• Task prompt: After removing every image, reproduce the data exactly as it appears.

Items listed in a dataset
........

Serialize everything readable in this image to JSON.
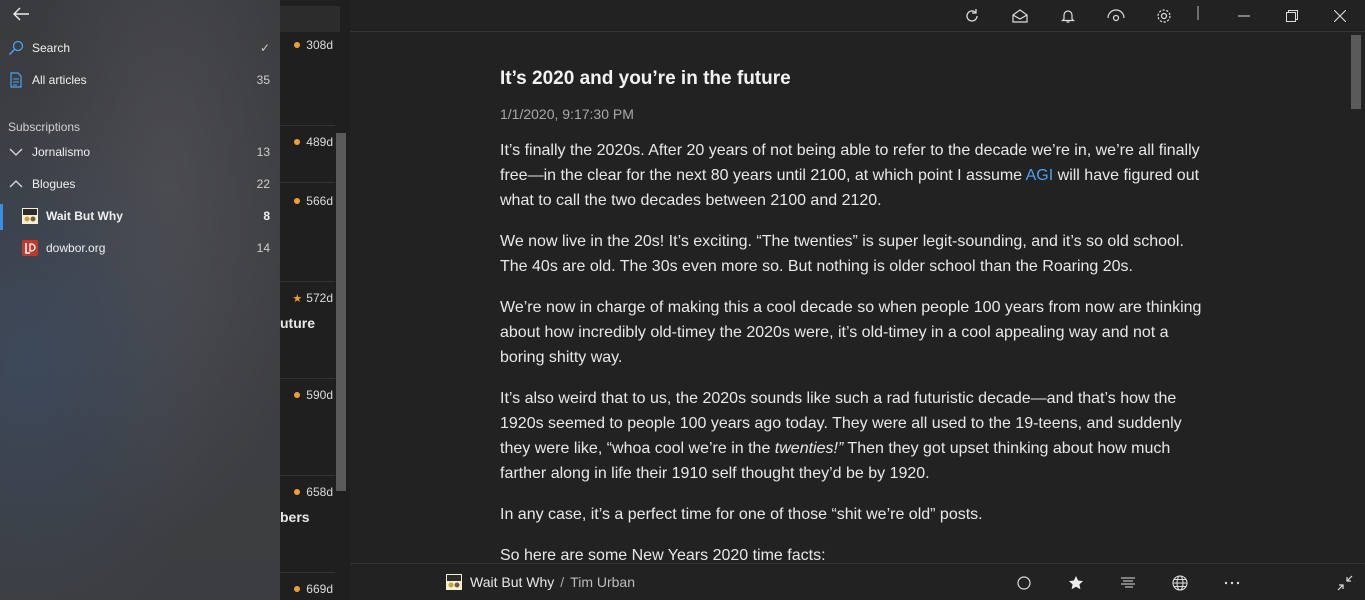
{
  "drawer": {
    "search_label": "Search",
    "search_check": "✓",
    "all_articles_label": "All articles",
    "all_articles_count": "35",
    "subscriptions_label": "Subscriptions",
    "groups": [
      {
        "label": "Jornalismo",
        "count": "13",
        "expanded": false
      },
      {
        "label": "Blogues",
        "count": "22",
        "expanded": true
      }
    ],
    "feeds": [
      {
        "label": "Wait But Why",
        "count": "8",
        "selected": true
      },
      {
        "label": "dowbor.org",
        "count": "14",
        "selected": false
      }
    ]
  },
  "list": {
    "items": [
      {
        "age": "308d",
        "marker": "dot",
        "title_fragment": ""
      },
      {
        "age": "489d",
        "marker": "dot",
        "title_fragment": ""
      },
      {
        "age": "566d",
        "marker": "dot",
        "title_fragment": ""
      },
      {
        "age": "572d",
        "marker": "star",
        "title_fragment": "uture"
      },
      {
        "age": "590d",
        "marker": "dot",
        "title_fragment": ""
      },
      {
        "age": "658d",
        "marker": "dot",
        "title_fragment": "bers"
      },
      {
        "age": "669d",
        "marker": "dot",
        "title_fragment": ""
      }
    ]
  },
  "article": {
    "title": "It’s 2020 and you’re in the future",
    "date": "1/1/2020, 9:17:30 PM",
    "p1_a": "It’s finally the 2020s. After 20 years of not being able to refer to the decade we’re in, we’re all finally free—in the clear for the next 80 years until 2100, at which point I assume ",
    "p1_link": "AGI",
    "p1_b": " will have figured out what to call the two decades between 2100 and 2120.",
    "p2": "We now live in the 20s! It’s exciting. “The twenties” is super legit-sounding, and it’s so old school. The 40s are old. The 30s even more so. But nothing is older school than the Roaring 20s.",
    "p3": "We’re now in charge of making this a cool decade so when people 100 years from now are thinking about how incredibly old-timey the 2020s were, it’s old-timey in a cool appealing way and not a boring shitty way.",
    "p4_a": "It’s also weird that to us, the 2020s sounds like such a rad futuristic decade—and that’s how the 1920s seemed to people 100 years ago today. They were all used to the 19-teens, and suddenly they were like, “whoa cool we’re in the ",
    "p4_em": "twenties!”",
    "p4_b": " Then they got upset thinking about how much farther along in life their 1910 self thought they’d be by 1920.",
    "p5": "In any case, it’s a perfect time for one of those “shit we’re old” posts.",
    "p6": "So here are some New Years 2020 time facts:"
  },
  "footer": {
    "feed": "Wait But Why",
    "separator": "/",
    "author": "Tim Urban"
  },
  "colors": {
    "accent": "#3a8ee6",
    "unread_dot": "#f0a030",
    "link": "#4aa3f0"
  }
}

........

• Task solution:
Serialize everything readable in this image to JSON.
{
  "drawer": {
    "search_label": "Search",
    "search_check": "✓",
    "all_articles_label": "All articles",
    "all_articles_count": "35",
    "subscriptions_label": "Subscriptions",
    "groups": [
      {
        "label": "Jornalismo",
        "count": "13",
        "expanded": false
      },
      {
        "label": "Blogues",
        "count": "22",
        "expanded": true
      }
    ],
    "feeds": [
      {
        "label": "Wait But Why",
        "count": "8",
        "selected": true
      },
      {
        "label": "dowbor.org",
        "count": "14",
        "selected": false
      }
    ]
  },
  "list": {
    "items": [
      {
        "age": "308d",
        "marker": "dot",
        "title_fragment": ""
      },
      {
        "age": "489d",
        "marker": "dot",
        "title_fragment": ""
      },
      {
        "age": "566d",
        "marker": "dot",
        "title_fragment": ""
      },
      {
        "age": "572d",
        "marker": "star",
        "title_fragment": "uture"
      },
      {
        "age": "590d",
        "marker": "dot",
        "title_fragment": ""
      },
      {
        "age": "658d",
        "marker": "dot",
        "title_fragment": "bers"
      },
      {
        "age": "669d",
        "marker": "dot",
        "title_fragment": ""
      }
    ]
  },
  "article": {
    "title": "It’s 2020 and you’re in the future",
    "date": "1/1/2020, 9:17:30 PM",
    "p1_a": "It’s finally the 2020s. After 20 years of not being able to refer to the decade we’re in, we’re all finally free—in the clear for the next 80 years until 2100, at which point I assume ",
    "p1_link": "AGI",
    "p1_b": " will have figured out what to call the two decades between 2100 and 2120.",
    "p2": "We now live in the 20s! It’s exciting. “The twenties” is super legit-sounding, and it’s so old school. The 40s are old. The 30s even more so. But nothing is older school than the Roaring 20s.",
    "p3": "We’re now in charge of making this a cool decade so when people 100 years from now are thinking about how incredibly old-timey the 2020s were, it’s old-timey in a cool appealing way and not a boring shitty way.",
    "p4_a": "It’s also weird that to us, the 2020s sounds like such a rad futuristic decade—and that’s how the 1920s seemed to people 100 years ago today. They were all used to the 19-teens, and suddenly they were like, “whoa cool we’re in the ",
    "p4_em": "twenties!”",
    "p4_b": " Then they got upset thinking about how much farther along in life their 1910 self thought they’d be by 1920.",
    "p5": "In any case, it’s a perfect time for one of those “shit we’re old” posts.",
    "p6": "So here are some New Years 2020 time facts:"
  },
  "footer": {
    "feed": "Wait But Why",
    "separator": "/",
    "author": "Tim Urban"
  },
  "colors": {
    "accent": "#3a8ee6",
    "unread_dot": "#f0a030",
    "link": "#4aa3f0"
  }
}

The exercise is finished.